The effect of ultraviolet C radiation on stored-product pests

  • D. A. Collins Food and Environment Research Agency (FERA), Department for Environment, Food and Rural Affairs, Sand Hutton, York, YO41 1LZ, U.K. Email: debbie.collins@fera.gsi.gov.uk
  • L. Kitchingman Food and Environment Research Agency (FERA), Department for Environment, Food and Rural Affairs, Sand Hutton, York, YO41 1LZ, U.K.

Abstract
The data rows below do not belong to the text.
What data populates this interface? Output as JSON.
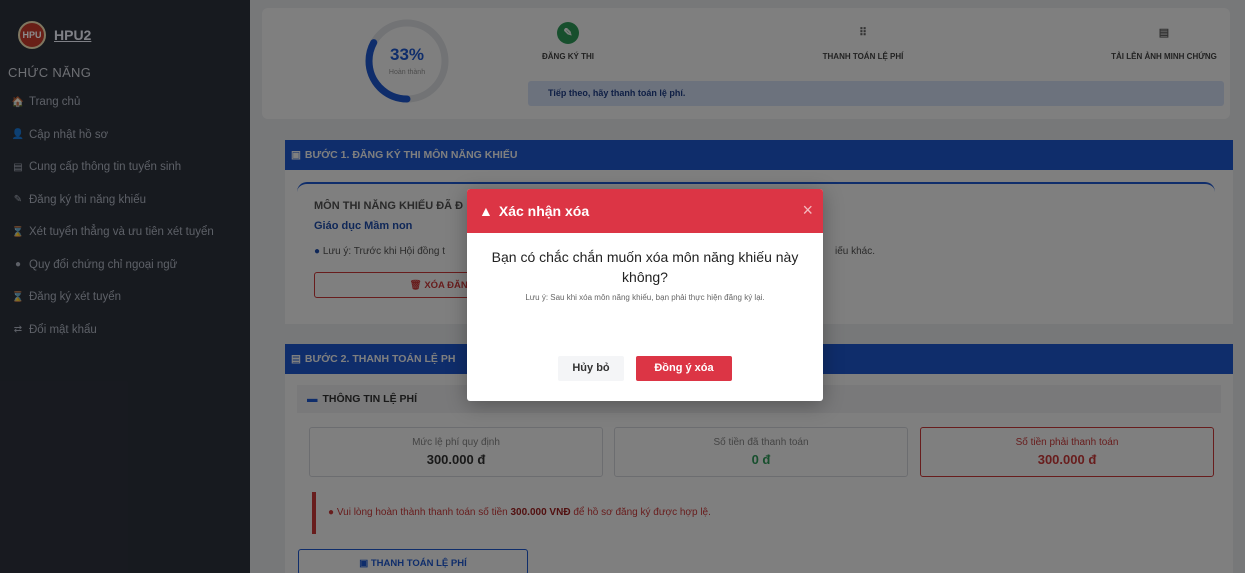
{
  "sidebar": {
    "brand": "HPU2",
    "logo_text": "HPU",
    "section": "CHỨC NĂNG",
    "items": [
      {
        "label": "Trang chủ",
        "icon": "🏠"
      },
      {
        "label": "Cập nhật hồ sơ",
        "icon": "👤"
      },
      {
        "label": "Cung cấp thông tin tuyển sinh",
        "icon": "▤"
      },
      {
        "label": "Đăng ký thi năng khiếu",
        "icon": "✎"
      },
      {
        "label": "Xét tuyển thẳng và ưu tiên xét tuyển",
        "icon": "⌛"
      },
      {
        "label": "Quy đổi chứng chỉ ngoại ngữ",
        "icon": "●"
      },
      {
        "label": "Đăng ký xét tuyển",
        "icon": "⌛"
      },
      {
        "label": "Đổi mật khẩu",
        "icon": "⇄"
      }
    ]
  },
  "progress": {
    "percent_label": "33%",
    "percent": 33,
    "subtitle": "Hoàn thành",
    "steps": [
      {
        "label": "ĐĂNG KÝ THI",
        "icon": "✎"
      },
      {
        "label": "THANH TOÁN LỆ PHÍ",
        "icon": "⠿"
      },
      {
        "label": "TẢI LÊN ẢNH MINH CHỨNG",
        "icon": "▤"
      }
    ],
    "next_message": "Tiếp theo, hãy thanh toán lệ phí."
  },
  "step1": {
    "header": "BƯỚC 1. ĐĂNG KÝ THI MÔN NĂNG KHIẾU",
    "subject_title": "MÔN THI NĂNG KHIẾU ĐÃ Đ",
    "subject_name": "Giáo dục Mầm non",
    "note_start": "Lưu ý: Trước khi Hội đồng t",
    "note_end": "iếu khác.",
    "delete_label": "XÓA ĐĂNG KÝ"
  },
  "step2": {
    "header": "BƯỚC 2. THANH TOÁN LỆ PH",
    "fee_header": "THÔNG TIN LỆ PHÍ",
    "fees": [
      {
        "label": "Mức lệ phí quy định",
        "value": "300.000 đ"
      },
      {
        "label": "Số tiền đã thanh toán",
        "value": "0 đ"
      },
      {
        "label": "Số tiền phải thanh toán",
        "value": "300.000 đ"
      }
    ],
    "warning_pre": "Vui lòng hoàn thành thanh toán số tiền",
    "warning_amount": "300.000 VNĐ",
    "warning_post": "để hồ sơ đăng ký được hợp lệ.",
    "pay_label": "THANH TOÁN LỆ PHÍ"
  },
  "modal": {
    "title": "Xác nhận xóa",
    "question": "Bạn có chắc chắn muốn xóa môn năng khiếu này không?",
    "note": "Lưu ý: Sau khi xóa môn năng khiếu, bạn phải thực hiện đăng ký lại.",
    "cancel_label": "Hủy bỏ",
    "confirm_label": "Đồng ý xóa",
    "close_symbol": "×"
  },
  "colors": {
    "primary": "#1f5bd6",
    "danger": "#dc3545",
    "success": "#2e9e5b",
    "sidebar": "#2b303a"
  }
}
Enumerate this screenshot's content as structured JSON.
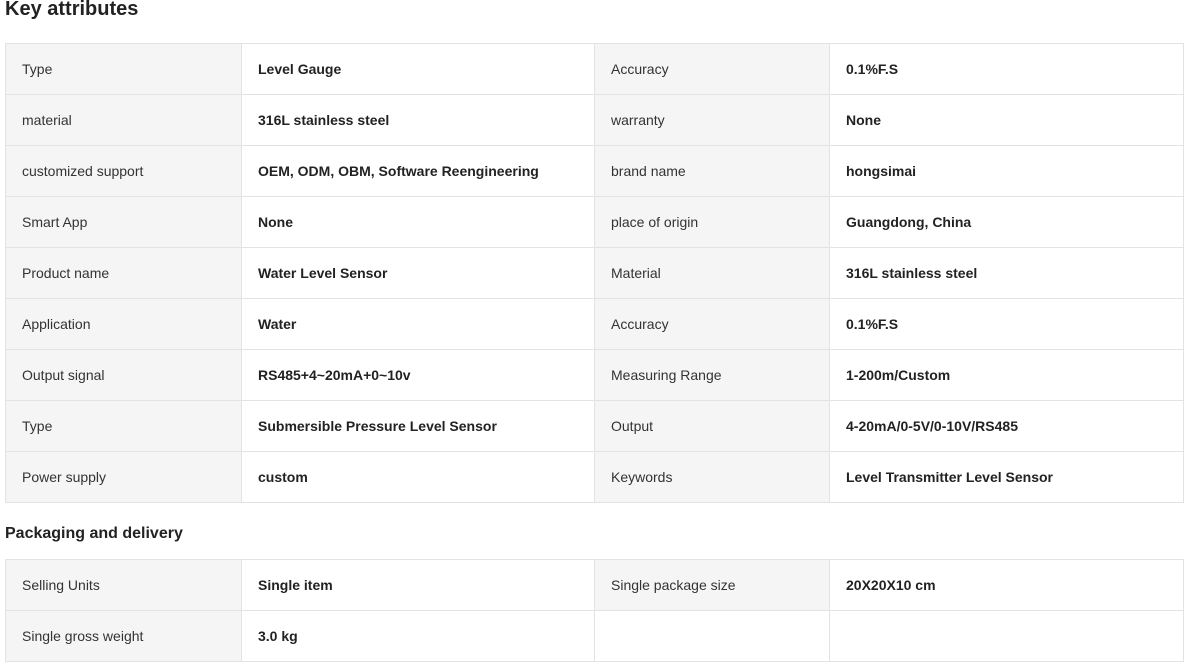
{
  "key_attributes": {
    "title": "Key attributes",
    "rows": [
      {
        "label1": "Type",
        "value1": "Level Gauge",
        "label2": "Accuracy",
        "value2": "0.1%F.S"
      },
      {
        "label1": "material",
        "value1": "316L stainless steel",
        "label2": "warranty",
        "value2": "None"
      },
      {
        "label1": "customized support",
        "value1": "OEM, ODM, OBM, Software Reengineering",
        "label2": "brand name",
        "value2": "hongsimai"
      },
      {
        "label1": "Smart App",
        "value1": "None",
        "label2": "place of origin",
        "value2": "Guangdong, China"
      },
      {
        "label1": "Product name",
        "value1": "Water Level Sensor",
        "label2": "Material",
        "value2": "316L stainless steel"
      },
      {
        "label1": "Application",
        "value1": "Water",
        "label2": "Accuracy",
        "value2": "0.1%F.S"
      },
      {
        "label1": "Output signal",
        "value1": "RS485+4~20mA+0~10v",
        "label2": "Measuring Range",
        "value2": "1-200m/Custom"
      },
      {
        "label1": "Type",
        "value1": "Submersible Pressure Level Sensor",
        "label2": "Output",
        "value2": "4-20mA/0-5V/0-10V/RS485"
      },
      {
        "label1": "Power supply",
        "value1": "custom",
        "label2": "Keywords",
        "value2": "Level Transmitter Level Sensor"
      }
    ]
  },
  "packaging": {
    "title": "Packaging and delivery",
    "rows": [
      {
        "label1": "Selling Units",
        "value1": "Single item",
        "label2": "Single package size",
        "value2": "20X20X10 cm"
      },
      {
        "label1": "Single gross weight",
        "value1": "3.0 kg",
        "label2": "",
        "value2": ""
      }
    ]
  }
}
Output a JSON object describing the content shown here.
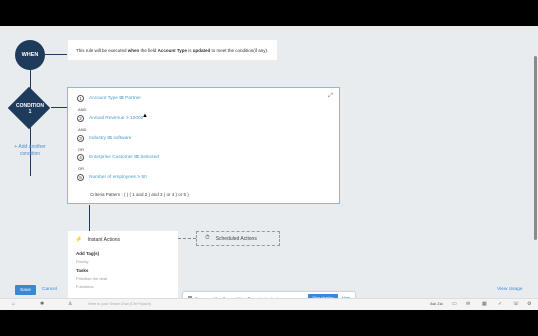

The potential of using ultraviolet C (UVC) radiation as an alternative treatment and hygiene measure in storage premises was investigated in the laboratory. The effect of UVC on development and progeny production was assessed for pest species of the storage beetles Oryzaephilus surinamensis and Tribolium castaneum, and the mites, Acarus siro and Tyrophagus putrescentiae. Photo-reactivation and the effect of indirect exposure were also investigated, as was the effect on spore germination of a mycotoxin-producing fungus Penicillium verrucosum. The ED95 values for O. surinamensis, T. castaneum, T. putrescentiae and A. siro were 96,549, 59,069, 22,014 and 3,802 μJ cm-2 respectively, when incubated in lighted conditions. There was an indication of a photo-reactivation effect with T. putrescentiae. Limited penetrative ability through substrates was observed at the doses assessed. Complete prevention of spore germination and complete spore destruction of P. verrucosum was achieved at 20,000 and 25,000 μJ cm-2 respectively. There was no significant difference in the numbers of O. surinamensis, T. castaneum and T. putrescentiae progeny produced by untreated females and females treated with a sub-lethal dose of UVC. However, there was a large degree of variation in the number of progeny produced by individual females. There was a significant reduction in the numbers of A. siro progeny produced by UVC treated females compared to untreated females; however, the majority of females died during the incubation period before any eggs had been laid. Practical applications of UVC within a storage environment may lie in the treatment of structural and equipment surfaces, such as conveyor systems. However, cleaning prior to treatment is an important consideration as UVC has limited penetrative ability.

Keywords: Ultraviolet C radiation; Storage beetle, Mite and fungal pests; Structural treatment; Hygiene
measure.
Veröffentlicht
2010-09-02